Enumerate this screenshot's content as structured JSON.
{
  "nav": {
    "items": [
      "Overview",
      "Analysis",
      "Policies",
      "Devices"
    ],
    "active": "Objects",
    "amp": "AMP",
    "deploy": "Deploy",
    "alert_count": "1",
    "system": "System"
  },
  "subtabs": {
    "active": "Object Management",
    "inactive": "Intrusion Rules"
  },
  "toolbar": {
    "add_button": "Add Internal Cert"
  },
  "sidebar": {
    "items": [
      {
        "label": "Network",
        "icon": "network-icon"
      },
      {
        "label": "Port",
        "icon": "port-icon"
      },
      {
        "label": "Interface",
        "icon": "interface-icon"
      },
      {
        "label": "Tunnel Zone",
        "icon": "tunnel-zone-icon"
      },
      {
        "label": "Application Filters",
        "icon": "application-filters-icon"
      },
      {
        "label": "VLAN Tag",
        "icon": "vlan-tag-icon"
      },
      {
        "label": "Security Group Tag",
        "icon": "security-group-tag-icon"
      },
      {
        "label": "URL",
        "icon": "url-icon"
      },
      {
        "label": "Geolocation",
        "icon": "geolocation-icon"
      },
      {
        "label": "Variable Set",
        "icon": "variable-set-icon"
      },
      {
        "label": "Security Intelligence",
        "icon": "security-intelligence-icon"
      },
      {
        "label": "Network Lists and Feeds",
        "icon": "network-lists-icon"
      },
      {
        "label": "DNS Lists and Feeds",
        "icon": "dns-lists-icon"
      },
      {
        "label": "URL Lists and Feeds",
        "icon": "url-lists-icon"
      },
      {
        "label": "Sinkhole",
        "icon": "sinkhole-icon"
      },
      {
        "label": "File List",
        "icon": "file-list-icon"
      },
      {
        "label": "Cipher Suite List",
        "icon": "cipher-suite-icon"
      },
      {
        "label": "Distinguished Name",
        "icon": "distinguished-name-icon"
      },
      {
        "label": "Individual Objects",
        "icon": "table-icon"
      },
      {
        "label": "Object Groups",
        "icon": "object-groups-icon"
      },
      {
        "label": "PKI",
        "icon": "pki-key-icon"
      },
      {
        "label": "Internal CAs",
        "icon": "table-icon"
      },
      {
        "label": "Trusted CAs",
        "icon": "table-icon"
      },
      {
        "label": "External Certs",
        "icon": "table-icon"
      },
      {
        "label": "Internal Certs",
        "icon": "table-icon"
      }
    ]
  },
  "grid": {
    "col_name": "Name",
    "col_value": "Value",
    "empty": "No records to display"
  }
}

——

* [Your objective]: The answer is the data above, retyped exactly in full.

* [Result of this exercise]:
Enumerate this screenshot's content as structured JSON.
{
  "nav": {
    "items": [
      "Overview",
      "Analysis",
      "Policies",
      "Devices"
    ],
    "active": "Objects",
    "amp": "AMP",
    "deploy": "Deploy",
    "alert_count": "1",
    "system": "System"
  },
  "subtabs": {
    "active": "Object Management",
    "inactive": "Intrusion Rules"
  },
  "toolbar": {
    "add_button": "Add Internal Cert"
  },
  "sidebar": {
    "items": [
      {
        "label": "Network",
        "icon": "network-icon"
      },
      {
        "label": "Port",
        "icon": "port-icon"
      },
      {
        "label": "Interface",
        "icon": "interface-icon"
      },
      {
        "label": "Tunnel Zone",
        "icon": "tunnel-zone-icon"
      },
      {
        "label": "Application Filters",
        "icon": "application-filters-icon"
      },
      {
        "label": "VLAN Tag",
        "icon": "vlan-tag-icon"
      },
      {
        "label": "Security Group Tag",
        "icon": "security-group-tag-icon"
      },
      {
        "label": "URL",
        "icon": "url-icon"
      },
      {
        "label": "Geolocation",
        "icon": "geolocation-icon"
      },
      {
        "label": "Variable Set",
        "icon": "variable-set-icon"
      },
      {
        "label": "Security Intelligence",
        "icon": "security-intelligence-icon"
      },
      {
        "label": "Network Lists and Feeds",
        "icon": "network-lists-icon"
      },
      {
        "label": "DNS Lists and Feeds",
        "icon": "dns-lists-icon"
      },
      {
        "label": "URL Lists and Feeds",
        "icon": "url-lists-icon"
      },
      {
        "label": "Sinkhole",
        "icon": "sinkhole-icon"
      },
      {
        "label": "File List",
        "icon": "file-list-icon"
      },
      {
        "label": "Cipher Suite List",
        "icon": "cipher-suite-icon"
      },
      {
        "label": "Distinguished Name",
        "icon": "distinguished-name-icon"
      },
      {
        "label": "Individual Objects",
        "icon": "table-icon"
      },
      {
        "label": "Object Groups",
        "icon": "object-groups-icon"
      },
      {
        "label": "PKI",
        "icon": "pki-key-icon"
      },
      {
        "label": "Internal CAs",
        "icon": "table-icon"
      },
      {
        "label": "Trusted CAs",
        "icon": "table-icon"
      },
      {
        "label": "External Certs",
        "icon": "table-icon"
      },
      {
        "label": "Internal Certs",
        "icon": "table-icon"
      }
    ]
  },
  "grid": {
    "col_name": "Name",
    "col_value": "Value",
    "empty": "No records to display"
  }
}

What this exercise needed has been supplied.